-- Data --
== Segment start ==

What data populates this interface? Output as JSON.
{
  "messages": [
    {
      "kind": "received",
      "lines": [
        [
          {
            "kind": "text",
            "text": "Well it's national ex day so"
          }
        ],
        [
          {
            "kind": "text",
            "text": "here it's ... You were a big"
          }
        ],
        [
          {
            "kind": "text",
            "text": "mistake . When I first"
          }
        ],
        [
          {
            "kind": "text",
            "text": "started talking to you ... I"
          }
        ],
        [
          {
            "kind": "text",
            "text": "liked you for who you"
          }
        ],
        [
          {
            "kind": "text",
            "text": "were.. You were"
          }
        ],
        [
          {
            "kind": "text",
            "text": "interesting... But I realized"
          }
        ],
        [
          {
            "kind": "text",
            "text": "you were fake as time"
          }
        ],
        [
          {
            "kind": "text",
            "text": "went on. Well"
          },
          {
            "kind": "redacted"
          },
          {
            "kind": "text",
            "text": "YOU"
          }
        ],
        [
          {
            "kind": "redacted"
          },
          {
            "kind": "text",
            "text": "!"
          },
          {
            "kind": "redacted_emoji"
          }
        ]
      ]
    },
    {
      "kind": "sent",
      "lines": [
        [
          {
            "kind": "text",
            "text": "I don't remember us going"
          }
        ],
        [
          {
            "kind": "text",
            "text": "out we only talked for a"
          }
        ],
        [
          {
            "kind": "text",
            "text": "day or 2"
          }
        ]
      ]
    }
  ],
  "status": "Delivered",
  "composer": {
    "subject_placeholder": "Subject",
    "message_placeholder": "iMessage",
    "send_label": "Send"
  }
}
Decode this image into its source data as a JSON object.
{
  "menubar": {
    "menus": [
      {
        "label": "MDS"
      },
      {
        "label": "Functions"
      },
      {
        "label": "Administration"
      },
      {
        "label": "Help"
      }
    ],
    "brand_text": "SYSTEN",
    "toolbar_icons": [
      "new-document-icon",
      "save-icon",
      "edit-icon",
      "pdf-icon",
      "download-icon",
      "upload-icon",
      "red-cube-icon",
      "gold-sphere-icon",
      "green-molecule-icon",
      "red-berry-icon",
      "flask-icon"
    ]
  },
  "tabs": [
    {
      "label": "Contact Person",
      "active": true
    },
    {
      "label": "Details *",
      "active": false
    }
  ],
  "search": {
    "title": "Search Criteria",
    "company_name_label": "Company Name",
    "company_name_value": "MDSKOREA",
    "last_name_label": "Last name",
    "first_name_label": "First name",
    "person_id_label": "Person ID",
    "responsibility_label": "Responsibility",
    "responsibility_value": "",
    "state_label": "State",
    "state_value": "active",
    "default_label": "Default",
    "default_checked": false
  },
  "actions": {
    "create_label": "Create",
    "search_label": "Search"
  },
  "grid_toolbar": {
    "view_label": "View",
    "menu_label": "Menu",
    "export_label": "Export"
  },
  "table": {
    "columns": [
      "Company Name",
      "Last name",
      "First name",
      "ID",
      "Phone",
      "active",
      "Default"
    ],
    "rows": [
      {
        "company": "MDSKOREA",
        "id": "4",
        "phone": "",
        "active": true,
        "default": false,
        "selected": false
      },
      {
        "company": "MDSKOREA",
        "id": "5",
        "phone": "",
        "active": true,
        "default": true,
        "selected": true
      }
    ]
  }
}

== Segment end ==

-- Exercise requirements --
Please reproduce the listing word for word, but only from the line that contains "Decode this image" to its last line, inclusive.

-- Output below --
Decode this image into its source data as a JSON object.
{
  "menubar": {
    "menus": [
      {
        "label": "MDS"
      },
      {
        "label": "Functions"
      },
      {
        "label": "Administration"
      },
      {
        "label": "Help"
      }
    ],
    "brand_text": "SYSTEN",
    "toolbar_icons": [
      "new-document-icon",
      "save-icon",
      "edit-icon",
      "pdf-icon",
      "download-icon",
      "upload-icon",
      "red-cube-icon",
      "gold-sphere-icon",
      "green-molecule-icon",
      "red-berry-icon",
      "flask-icon"
    ]
  },
  "tabs": [
    {
      "label": "Contact Person",
      "active": true
    },
    {
      "label": "Details *",
      "active": false
    }
  ],
  "search": {
    "title": "Search Criteria",
    "company_name_label": "Company Name",
    "company_name_value": "MDSKOREA",
    "last_name_label": "Last name",
    "first_name_label": "First name",
    "person_id_label": "Person ID",
    "responsibility_label": "Responsibility",
    "responsibility_value": "",
    "state_label": "State",
    "state_value": "active",
    "default_label": "Default",
    "default_checked": false
  },
  "actions": {
    "create_label": "Create",
    "search_label": "Search"
  },
  "grid_toolbar": {
    "view_label": "View",
    "menu_label": "Menu",
    "export_label": "Export"
  },
  "table": {
    "columns": [
      "Company Name",
      "Last name",
      "First name",
      "ID",
      "Phone",
      "active",
      "Default"
    ],
    "rows": [
      {
        "company": "MDSKOREA",
        "id": "4",
        "phone": "",
        "active": true,
        "default": false,
        "selected": false
      },
      {
        "company": "MDSKOREA",
        "id": "5",
        "phone": "",
        "active": true,
        "default": true,
        "selected": true
      }
    ]
  }
}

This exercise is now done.